* Exercise aim
For every line in the material, print that line exactly.

* Source material
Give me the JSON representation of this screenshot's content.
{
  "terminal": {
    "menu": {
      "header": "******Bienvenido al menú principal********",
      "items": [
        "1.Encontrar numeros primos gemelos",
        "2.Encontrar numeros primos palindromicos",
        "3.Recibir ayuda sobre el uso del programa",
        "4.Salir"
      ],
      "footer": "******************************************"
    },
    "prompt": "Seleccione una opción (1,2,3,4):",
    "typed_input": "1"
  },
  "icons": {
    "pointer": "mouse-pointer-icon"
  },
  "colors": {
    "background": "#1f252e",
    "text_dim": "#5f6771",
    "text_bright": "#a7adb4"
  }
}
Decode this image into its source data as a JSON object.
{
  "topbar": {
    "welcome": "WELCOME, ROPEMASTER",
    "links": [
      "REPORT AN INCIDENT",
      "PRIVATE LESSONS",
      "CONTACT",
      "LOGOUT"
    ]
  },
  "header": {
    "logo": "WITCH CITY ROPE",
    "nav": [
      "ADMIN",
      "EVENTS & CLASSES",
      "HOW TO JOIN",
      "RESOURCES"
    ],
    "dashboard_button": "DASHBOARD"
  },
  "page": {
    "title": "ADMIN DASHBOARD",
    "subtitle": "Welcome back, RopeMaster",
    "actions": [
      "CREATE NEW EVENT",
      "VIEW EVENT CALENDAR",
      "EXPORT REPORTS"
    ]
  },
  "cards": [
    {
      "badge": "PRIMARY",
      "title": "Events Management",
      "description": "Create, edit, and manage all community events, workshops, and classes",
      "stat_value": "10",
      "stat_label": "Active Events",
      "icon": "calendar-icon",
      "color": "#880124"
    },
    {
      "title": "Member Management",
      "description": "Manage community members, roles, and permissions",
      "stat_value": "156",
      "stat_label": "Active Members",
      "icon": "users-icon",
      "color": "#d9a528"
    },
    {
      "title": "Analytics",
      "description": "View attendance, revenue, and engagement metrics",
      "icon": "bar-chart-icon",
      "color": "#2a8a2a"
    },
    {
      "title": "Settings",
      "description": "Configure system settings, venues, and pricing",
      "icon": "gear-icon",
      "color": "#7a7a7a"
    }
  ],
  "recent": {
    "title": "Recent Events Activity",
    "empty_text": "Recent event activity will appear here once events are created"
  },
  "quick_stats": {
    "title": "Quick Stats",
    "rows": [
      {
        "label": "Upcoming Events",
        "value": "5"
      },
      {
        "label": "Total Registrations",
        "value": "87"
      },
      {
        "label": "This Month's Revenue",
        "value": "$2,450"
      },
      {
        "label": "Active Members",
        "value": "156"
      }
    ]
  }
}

* Solution below
Give me the JSON representation of this screenshot's content.
{
  "terminal": {
    "menu": {
      "header": "******Bienvenido al menú principal********",
      "items": [
        "1.Encontrar numeros primos gemelos",
        "2.Encontrar numeros primos palindromicos",
        "3.Recibir ayuda sobre el uso del programa",
        "4.Salir"
      ],
      "footer": "******************************************"
    },
    "prompt": "Seleccione una opción (1,2,3,4):",
    "typed_input": "1"
  },
  "icons": {
    "pointer": "mouse-pointer-icon"
  },
  "colors": {
    "background": "#1f252e",
    "text_dim": "#5f6771",
    "text_bright": "#a7adb4"
  }
}
Decode this image into its source data as a JSON object.
{
  "topbar": {
    "welcome": "WELCOME, ROPEMASTER",
    "links": [
      "REPORT AN INCIDENT",
      "PRIVATE LESSONS",
      "CONTACT",
      "LOGOUT"
    ]
  },
  "header": {
    "logo": "WITCH CITY ROPE",
    "nav": [
      "ADMIN",
      "EVENTS & CLASSES",
      "HOW TO JOIN",
      "RESOURCES"
    ],
    "dashboard_button": "DASHBOARD"
  },
  "page": {
    "title": "ADMIN DASHBOARD",
    "subtitle": "Welcome back, RopeMaster",
    "actions": [
      "CREATE NEW EVENT",
      "VIEW EVENT CALENDAR",
      "EXPORT REPORTS"
    ]
  },
  "cards": [
    {
      "badge": "PRIMARY",
      "title": "Events Management",
      "description": "Create, edit, and manage all community events, workshops, and classes",
      "stat_value": "10",
      "stat_label": "Active Events",
      "icon": "calendar-icon",
      "color": "#880124"
    },
    {
      "title": "Member Management",
      "description": "Manage community members, roles, and permissions",
      "stat_value": "156",
      "stat_label": "Active Members",
      "icon": "users-icon",
      "color": "#d9a528"
    },
    {
      "title": "Analytics",
      "description": "View attendance, revenue, and engagement metrics",
      "icon": "bar-chart-icon",
      "color": "#2a8a2a"
    },
    {
      "title": "Settings",
      "description": "Configure system settings, venues, and pricing",
      "icon": "gear-icon",
      "color": "#7a7a7a"
    }
  ],
  "recent": {
    "title": "Recent Events Activity",
    "empty_text": "Recent event activity will appear here once events are created"
  },
  "quick_stats": {
    "title": "Quick Stats",
    "rows": [
      {
        "label": "Upcoming Events",
        "value": "5"
      },
      {
        "label": "Total Registrations",
        "value": "87"
      },
      {
        "label": "This Month's Revenue",
        "value": "$2,450"
      },
      {
        "label": "Active Members",
        "value": "156"
      }
    ]
  }
}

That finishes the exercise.